● Data shown
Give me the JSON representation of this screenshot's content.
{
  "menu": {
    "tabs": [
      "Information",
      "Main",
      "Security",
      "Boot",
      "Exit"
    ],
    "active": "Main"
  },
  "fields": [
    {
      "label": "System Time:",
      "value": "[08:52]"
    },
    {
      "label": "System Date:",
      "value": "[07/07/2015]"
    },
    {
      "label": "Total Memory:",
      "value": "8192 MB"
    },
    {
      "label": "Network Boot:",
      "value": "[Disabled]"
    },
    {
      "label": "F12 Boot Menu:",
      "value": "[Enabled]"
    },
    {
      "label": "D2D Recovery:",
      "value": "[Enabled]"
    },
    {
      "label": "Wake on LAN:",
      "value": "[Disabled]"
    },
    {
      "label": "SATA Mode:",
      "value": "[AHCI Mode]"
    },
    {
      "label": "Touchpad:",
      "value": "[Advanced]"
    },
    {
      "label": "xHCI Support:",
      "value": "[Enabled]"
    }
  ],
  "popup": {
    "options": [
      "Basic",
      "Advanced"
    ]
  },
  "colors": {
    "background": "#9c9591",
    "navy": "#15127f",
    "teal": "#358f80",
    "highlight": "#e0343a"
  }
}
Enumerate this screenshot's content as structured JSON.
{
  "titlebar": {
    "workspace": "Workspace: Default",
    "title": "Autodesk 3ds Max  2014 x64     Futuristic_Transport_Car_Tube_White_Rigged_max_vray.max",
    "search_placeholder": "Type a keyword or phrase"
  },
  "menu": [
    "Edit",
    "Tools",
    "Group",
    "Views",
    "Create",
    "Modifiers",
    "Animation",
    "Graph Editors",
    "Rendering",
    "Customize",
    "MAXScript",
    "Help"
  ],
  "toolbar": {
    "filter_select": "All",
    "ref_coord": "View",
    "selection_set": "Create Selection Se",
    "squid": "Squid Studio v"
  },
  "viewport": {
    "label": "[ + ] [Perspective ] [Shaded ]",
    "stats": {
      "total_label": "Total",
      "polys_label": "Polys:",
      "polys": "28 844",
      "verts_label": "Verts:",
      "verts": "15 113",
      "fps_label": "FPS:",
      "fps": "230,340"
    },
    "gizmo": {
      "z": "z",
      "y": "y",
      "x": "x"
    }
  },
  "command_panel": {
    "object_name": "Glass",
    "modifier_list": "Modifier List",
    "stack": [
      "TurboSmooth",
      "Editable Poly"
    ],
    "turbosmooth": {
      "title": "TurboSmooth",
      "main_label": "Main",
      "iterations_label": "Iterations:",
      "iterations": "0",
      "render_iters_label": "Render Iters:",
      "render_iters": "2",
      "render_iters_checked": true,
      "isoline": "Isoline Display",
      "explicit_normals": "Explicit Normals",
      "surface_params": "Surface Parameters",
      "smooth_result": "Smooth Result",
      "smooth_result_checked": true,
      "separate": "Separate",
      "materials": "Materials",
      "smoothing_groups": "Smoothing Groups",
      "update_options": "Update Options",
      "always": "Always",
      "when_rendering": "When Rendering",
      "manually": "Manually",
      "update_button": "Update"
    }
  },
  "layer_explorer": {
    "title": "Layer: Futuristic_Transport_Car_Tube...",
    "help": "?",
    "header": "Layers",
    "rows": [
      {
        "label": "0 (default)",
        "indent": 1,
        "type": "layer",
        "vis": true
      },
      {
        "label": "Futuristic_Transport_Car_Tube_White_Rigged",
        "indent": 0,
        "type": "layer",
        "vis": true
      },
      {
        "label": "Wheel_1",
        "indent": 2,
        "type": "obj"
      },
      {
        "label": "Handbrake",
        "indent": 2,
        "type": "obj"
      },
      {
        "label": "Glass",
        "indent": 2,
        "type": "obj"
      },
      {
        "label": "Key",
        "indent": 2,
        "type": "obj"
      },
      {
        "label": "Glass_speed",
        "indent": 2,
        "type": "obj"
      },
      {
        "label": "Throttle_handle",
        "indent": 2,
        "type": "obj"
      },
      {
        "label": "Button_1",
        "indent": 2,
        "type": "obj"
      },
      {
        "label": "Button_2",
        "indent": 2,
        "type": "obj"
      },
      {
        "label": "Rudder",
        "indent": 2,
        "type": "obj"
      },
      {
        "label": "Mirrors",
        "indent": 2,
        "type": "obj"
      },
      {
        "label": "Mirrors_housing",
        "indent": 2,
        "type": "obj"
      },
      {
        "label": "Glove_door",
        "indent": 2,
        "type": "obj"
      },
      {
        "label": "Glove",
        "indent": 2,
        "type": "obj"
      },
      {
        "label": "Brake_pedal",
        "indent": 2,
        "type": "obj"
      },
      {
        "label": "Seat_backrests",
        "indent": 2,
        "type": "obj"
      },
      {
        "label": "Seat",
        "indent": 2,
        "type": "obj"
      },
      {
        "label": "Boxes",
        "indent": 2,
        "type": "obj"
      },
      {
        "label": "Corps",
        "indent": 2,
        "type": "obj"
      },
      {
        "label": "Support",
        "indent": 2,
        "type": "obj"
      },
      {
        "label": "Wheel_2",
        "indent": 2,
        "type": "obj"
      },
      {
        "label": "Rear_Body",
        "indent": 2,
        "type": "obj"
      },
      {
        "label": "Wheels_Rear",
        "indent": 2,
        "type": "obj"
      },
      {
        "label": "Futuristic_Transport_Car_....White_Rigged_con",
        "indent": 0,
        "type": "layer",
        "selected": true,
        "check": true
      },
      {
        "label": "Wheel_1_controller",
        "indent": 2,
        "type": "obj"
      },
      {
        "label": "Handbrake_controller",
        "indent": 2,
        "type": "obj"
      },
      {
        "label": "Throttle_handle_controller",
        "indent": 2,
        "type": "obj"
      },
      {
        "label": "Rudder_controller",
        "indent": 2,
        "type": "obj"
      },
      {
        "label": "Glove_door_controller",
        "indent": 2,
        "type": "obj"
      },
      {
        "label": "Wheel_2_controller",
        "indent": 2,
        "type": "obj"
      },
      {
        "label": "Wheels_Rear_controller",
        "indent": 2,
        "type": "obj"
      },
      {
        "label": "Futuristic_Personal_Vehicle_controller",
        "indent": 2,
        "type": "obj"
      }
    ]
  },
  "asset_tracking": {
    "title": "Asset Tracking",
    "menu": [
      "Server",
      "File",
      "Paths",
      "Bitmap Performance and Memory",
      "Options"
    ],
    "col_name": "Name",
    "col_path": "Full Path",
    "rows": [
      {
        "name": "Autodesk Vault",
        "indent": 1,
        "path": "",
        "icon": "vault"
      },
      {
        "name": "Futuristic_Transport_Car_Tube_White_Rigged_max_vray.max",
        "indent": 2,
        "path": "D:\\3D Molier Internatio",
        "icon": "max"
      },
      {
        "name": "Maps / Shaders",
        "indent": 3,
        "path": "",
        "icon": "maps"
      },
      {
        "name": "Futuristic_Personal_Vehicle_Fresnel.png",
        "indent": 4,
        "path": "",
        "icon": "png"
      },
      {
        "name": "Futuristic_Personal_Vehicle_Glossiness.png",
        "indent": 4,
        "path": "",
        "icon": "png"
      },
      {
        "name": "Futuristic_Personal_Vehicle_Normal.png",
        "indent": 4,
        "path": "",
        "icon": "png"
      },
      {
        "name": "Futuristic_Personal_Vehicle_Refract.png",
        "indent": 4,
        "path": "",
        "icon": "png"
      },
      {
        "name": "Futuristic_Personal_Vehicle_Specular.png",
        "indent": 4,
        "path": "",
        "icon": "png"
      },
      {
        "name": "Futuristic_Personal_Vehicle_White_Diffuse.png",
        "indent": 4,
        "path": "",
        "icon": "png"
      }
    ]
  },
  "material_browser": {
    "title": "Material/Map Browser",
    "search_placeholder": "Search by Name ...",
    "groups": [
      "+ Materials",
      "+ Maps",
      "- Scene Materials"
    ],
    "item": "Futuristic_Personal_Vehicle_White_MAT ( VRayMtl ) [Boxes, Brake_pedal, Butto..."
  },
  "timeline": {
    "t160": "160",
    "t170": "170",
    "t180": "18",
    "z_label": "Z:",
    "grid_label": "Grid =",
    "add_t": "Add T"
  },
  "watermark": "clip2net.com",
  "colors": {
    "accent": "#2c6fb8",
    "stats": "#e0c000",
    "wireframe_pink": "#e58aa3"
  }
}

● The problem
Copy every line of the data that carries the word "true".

● Answer for this exercise
      "render_iters_checked": true,
      "smooth_result_checked": true,
        "vis": true
        "vis": true
        "selected": true,
        "check": true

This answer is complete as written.